Thurston Hopkins has lifted a stone in our vaunted Welfare State and shown with unemotional clarity some of the things which many people would prefer not to see or know about. Here is superb photography, stark in its realism; an example of photographic journalism at its best. The pictures tell their own story, carrying their own message, and while being a damning indictment of the City Fathers of Liverpool are perfect examples of how it is possible to weld the trained eye of the cameraman to modern photographic technique in order that a civic conscience might be aroused. This sequence is the high spot of the 1957 Encyclopaedia Britannica exhibition, and should be seen and carefully studied by all photographers, whether amateur of professional.’
Over half a century later, how shall we judge the Welfare State? We need a Thurston Hopkins of today to stir the conscience of the nation. There is a willing publisher here.
Thurston Hopkins 1913-2014 RIP
Nothing gives me greater pleasure than to put names to photographs. When I started my blog, I aimed to bring unseen images to greater attention in the hope that readers would add their opinions and information. Photography has a unique place in our appreciation and understanding of the past but only too often, the people in the photographs remain anonymous and one can only guess at their lives.
A few weeks ago, I received an email from Mary Mclean, delighted to have found the picture of her (above) used on the cover of my book Picture Post on Liverpool. It was the first time she had seen the photograph, which was taken by Thurston Hopkins in 1956 as part of his unpublished assignment on the Liverpool slums. Mary is now 62 and a grandmother but that is all the information she gave. My attempts to contact her failed, as her emails bounced back as undelivered. So I know little more than her name and age and that she married and had children (and that the photographs were taken in the vicinity of Scotland Road).
Thurston Hopkins is still alive (now 101) and living in Susses with his wife, Grace Robertson, who was also a Picture Post photographer and daughter of the broadcaster Fyfe Robertson (who you will have to be in your 50s at least to remember). It was Fyfe Robertson who accompanied Thurston on their controversial story about slum living which Edward Hulton, proprietor of Picture Post, refused to publish after pressure from Liverpool Council (who thought the article would be a slur on the city).

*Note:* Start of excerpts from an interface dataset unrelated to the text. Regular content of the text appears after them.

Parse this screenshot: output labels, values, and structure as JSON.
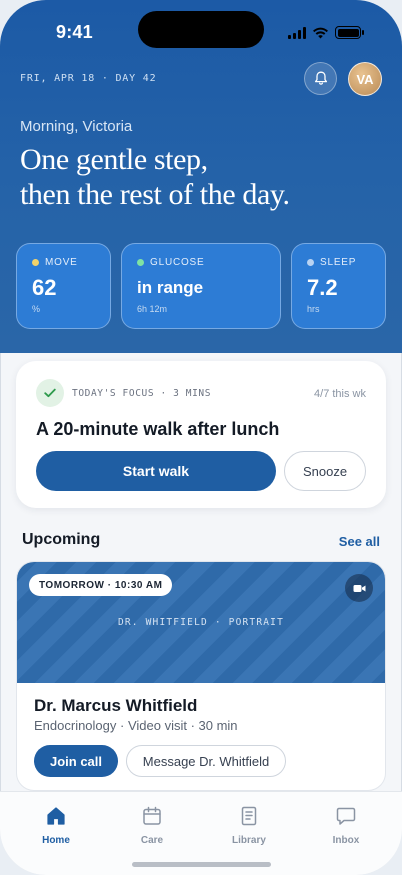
{
  "status_bar": {
    "time": "9:41"
  },
  "header": {
    "dateline": "FRI, APR 18 · DAY 42",
    "avatar_initials": "VA",
    "greeting": "Morning, Victoria",
    "headline_line1": "One gentle step,",
    "headline_line2": "then the rest of the day."
  },
  "stats": [
    {
      "label": "MOVE",
      "value": "62",
      "sub": "%",
      "dot_color": "#f2d36b"
    },
    {
      "label": "GLUCOSE",
      "value": "in range",
      "sub": "6h 12m",
      "dot_color": "#7fe3a3"
    },
    {
      "label": "SLEEP",
      "value": "7.2",
      "sub": "hrs",
      "dot_color": "#b9d3f2"
    }
  ],
  "focus": {
    "label": "TODAY'S FOCUS · 3 MINS",
    "count": "4/7 this wk",
    "title": "A 20-minute walk after lunch",
    "primary_label": "Start walk",
    "secondary_label": "Snooze"
  },
  "upcoming": {
    "title": "Upcoming",
    "see_all": "See all",
    "appointment": {
      "chip": "TOMORROW · 10:30 AM",
      "portrait_caption": "DR. WHITFIELD · PORTRAIT",
      "doctor": "Dr. Marcus Whitfield",
      "meta": "Endocrinology · Video visit · 30 min",
      "join_label": "Join call",
      "message_label": "Message Dr. Whitfield"
    }
  },
  "tabs": [
    {
      "label": "Home",
      "icon": "home-icon",
      "active": true
    },
    {
      "label": "Care",
      "icon": "calendar-icon",
      "active": false
    },
    {
      "label": "Library",
      "icon": "book-icon",
      "active": false
    },
    {
      "label": "Inbox",
      "icon": "chat-bubble-icon",
      "active": false
    }
  ],
  "colors": {
    "brand": "#1f5ea3",
    "hero": "#2563a8",
    "stat_tile": "#2d7cd5"
  }
}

Hopefully Mary Mclean will discover this blog (she has only seen the book) and reply with more information about where the photograph was taken and about her subsequent life. In the meantime, here are two more photographs from the same session that have remained unpublished until now.